> **GIVEN DATA**
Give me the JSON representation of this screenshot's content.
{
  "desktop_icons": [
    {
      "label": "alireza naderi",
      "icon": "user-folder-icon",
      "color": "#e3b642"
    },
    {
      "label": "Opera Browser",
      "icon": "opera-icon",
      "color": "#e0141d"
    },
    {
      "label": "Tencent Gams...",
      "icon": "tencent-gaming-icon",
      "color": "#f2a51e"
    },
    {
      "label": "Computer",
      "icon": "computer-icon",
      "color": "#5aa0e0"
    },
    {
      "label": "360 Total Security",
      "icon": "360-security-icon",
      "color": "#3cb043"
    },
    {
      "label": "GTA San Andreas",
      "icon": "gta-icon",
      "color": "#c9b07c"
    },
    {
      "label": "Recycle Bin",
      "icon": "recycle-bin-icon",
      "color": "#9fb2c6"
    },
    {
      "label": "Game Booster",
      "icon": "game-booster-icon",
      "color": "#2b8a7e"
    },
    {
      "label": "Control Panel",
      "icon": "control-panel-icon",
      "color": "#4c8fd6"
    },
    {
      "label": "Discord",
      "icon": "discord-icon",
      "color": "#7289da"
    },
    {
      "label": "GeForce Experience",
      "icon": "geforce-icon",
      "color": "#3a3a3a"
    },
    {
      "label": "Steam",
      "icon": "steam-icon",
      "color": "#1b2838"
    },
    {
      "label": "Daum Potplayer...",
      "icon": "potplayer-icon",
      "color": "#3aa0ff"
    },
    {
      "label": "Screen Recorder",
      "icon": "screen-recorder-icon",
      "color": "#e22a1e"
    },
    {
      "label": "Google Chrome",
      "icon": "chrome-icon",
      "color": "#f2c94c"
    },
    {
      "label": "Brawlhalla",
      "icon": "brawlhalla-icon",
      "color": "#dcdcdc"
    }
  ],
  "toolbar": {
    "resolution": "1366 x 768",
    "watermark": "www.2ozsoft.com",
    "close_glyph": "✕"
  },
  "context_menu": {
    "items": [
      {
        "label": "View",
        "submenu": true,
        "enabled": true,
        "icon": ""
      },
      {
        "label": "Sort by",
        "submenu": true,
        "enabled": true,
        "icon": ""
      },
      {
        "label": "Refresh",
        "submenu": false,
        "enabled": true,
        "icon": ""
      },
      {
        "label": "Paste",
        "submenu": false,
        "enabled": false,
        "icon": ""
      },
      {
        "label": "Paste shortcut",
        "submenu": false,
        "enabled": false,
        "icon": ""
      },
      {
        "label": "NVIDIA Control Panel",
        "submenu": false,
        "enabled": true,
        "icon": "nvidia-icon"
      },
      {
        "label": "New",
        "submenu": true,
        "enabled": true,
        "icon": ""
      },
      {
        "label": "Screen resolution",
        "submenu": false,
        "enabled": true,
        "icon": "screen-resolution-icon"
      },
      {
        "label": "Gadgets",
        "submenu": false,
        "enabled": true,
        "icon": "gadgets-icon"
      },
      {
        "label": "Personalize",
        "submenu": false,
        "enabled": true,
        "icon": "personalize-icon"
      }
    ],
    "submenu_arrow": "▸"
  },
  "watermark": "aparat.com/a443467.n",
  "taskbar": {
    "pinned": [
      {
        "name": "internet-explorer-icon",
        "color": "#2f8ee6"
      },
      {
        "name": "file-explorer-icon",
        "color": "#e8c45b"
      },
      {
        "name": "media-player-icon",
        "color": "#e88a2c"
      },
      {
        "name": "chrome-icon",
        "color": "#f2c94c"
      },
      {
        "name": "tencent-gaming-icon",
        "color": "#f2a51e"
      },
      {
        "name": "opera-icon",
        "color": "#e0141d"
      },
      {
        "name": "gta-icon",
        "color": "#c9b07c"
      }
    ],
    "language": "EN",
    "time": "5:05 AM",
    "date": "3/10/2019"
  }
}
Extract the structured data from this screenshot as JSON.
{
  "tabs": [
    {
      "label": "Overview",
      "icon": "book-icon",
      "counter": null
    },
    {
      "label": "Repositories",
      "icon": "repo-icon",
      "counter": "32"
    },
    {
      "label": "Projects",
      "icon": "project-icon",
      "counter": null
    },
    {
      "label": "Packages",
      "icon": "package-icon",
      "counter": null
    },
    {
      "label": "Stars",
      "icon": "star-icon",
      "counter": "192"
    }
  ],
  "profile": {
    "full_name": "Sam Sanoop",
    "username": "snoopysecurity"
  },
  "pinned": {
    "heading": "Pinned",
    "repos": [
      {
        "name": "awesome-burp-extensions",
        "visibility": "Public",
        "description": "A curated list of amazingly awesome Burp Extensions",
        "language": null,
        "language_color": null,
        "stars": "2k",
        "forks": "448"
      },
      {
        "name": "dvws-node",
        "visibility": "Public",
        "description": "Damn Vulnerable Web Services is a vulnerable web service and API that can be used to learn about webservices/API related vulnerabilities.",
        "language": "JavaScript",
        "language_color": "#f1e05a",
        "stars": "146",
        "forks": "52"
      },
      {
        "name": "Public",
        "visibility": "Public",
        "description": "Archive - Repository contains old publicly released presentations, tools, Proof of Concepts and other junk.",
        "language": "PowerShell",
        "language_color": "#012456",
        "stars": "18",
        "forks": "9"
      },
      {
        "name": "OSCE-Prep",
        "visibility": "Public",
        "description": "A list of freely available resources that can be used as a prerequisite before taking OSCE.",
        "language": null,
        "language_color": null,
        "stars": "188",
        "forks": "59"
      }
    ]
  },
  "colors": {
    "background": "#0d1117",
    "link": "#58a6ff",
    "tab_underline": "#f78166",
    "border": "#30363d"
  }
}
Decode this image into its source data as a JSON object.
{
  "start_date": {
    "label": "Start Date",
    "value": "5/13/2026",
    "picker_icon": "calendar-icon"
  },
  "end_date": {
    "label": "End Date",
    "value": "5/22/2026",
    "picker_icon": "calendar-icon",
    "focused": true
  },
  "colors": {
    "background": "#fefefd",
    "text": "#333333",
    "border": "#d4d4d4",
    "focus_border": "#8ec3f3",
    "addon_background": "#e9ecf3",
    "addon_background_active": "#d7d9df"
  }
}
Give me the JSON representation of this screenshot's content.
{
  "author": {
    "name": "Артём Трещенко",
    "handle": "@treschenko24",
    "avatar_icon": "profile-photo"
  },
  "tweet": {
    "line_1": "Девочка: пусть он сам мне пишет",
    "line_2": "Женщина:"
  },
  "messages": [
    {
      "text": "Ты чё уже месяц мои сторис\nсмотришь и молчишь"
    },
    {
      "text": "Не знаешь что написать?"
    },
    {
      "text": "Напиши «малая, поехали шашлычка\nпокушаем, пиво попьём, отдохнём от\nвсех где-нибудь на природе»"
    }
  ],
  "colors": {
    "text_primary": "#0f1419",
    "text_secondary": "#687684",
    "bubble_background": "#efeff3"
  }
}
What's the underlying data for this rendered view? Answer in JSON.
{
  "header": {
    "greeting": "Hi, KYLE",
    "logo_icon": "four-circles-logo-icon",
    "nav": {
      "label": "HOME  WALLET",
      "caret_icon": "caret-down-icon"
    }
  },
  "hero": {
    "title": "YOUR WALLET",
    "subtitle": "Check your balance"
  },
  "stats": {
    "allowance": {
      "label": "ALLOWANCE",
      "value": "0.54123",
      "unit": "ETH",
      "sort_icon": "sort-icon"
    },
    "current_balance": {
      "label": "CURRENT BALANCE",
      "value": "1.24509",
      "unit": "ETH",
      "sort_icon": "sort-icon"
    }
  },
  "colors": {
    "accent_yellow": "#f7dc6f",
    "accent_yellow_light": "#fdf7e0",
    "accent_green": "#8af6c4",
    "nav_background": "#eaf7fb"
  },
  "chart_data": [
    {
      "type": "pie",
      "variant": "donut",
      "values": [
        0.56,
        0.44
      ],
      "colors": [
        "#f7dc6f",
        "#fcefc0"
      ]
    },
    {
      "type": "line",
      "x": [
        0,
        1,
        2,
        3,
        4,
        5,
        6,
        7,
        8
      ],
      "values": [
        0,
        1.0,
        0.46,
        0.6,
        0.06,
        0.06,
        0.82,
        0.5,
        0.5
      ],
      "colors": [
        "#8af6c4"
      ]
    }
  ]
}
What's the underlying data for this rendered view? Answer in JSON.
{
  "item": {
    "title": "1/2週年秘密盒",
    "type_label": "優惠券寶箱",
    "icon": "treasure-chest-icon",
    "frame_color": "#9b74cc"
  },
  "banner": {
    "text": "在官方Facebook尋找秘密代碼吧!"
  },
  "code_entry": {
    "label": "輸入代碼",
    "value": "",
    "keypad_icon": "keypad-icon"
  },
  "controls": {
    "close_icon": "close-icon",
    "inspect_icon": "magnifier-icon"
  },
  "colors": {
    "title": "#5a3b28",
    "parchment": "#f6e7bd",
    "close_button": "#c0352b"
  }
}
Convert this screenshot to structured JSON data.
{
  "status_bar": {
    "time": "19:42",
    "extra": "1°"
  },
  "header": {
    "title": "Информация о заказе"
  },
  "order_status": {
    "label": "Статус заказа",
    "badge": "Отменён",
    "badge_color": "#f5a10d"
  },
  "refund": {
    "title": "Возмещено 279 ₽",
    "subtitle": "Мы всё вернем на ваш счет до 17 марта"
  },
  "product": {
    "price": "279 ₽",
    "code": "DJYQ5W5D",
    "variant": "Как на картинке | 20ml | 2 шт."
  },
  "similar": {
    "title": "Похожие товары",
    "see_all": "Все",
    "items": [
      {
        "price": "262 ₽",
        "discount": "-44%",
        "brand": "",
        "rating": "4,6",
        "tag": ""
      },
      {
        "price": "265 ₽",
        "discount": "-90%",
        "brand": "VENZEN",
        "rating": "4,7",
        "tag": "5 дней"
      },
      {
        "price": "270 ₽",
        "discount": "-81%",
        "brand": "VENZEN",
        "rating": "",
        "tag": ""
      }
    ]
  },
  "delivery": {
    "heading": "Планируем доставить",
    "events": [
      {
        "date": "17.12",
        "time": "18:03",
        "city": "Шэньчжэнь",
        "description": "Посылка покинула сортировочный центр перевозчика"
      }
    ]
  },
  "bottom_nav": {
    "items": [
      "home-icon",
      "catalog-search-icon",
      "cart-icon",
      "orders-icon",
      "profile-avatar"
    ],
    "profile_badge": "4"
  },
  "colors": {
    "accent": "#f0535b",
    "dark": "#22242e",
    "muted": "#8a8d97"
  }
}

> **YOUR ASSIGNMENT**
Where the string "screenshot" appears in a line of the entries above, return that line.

> **EXPECTED OUTPUT**
Give me the JSON representation of this screenshot's content.
Extract the structured data from this screenshot as JSON.
Give me the JSON representation of this screenshot's content.
Convert this screenshot to structured JSON data.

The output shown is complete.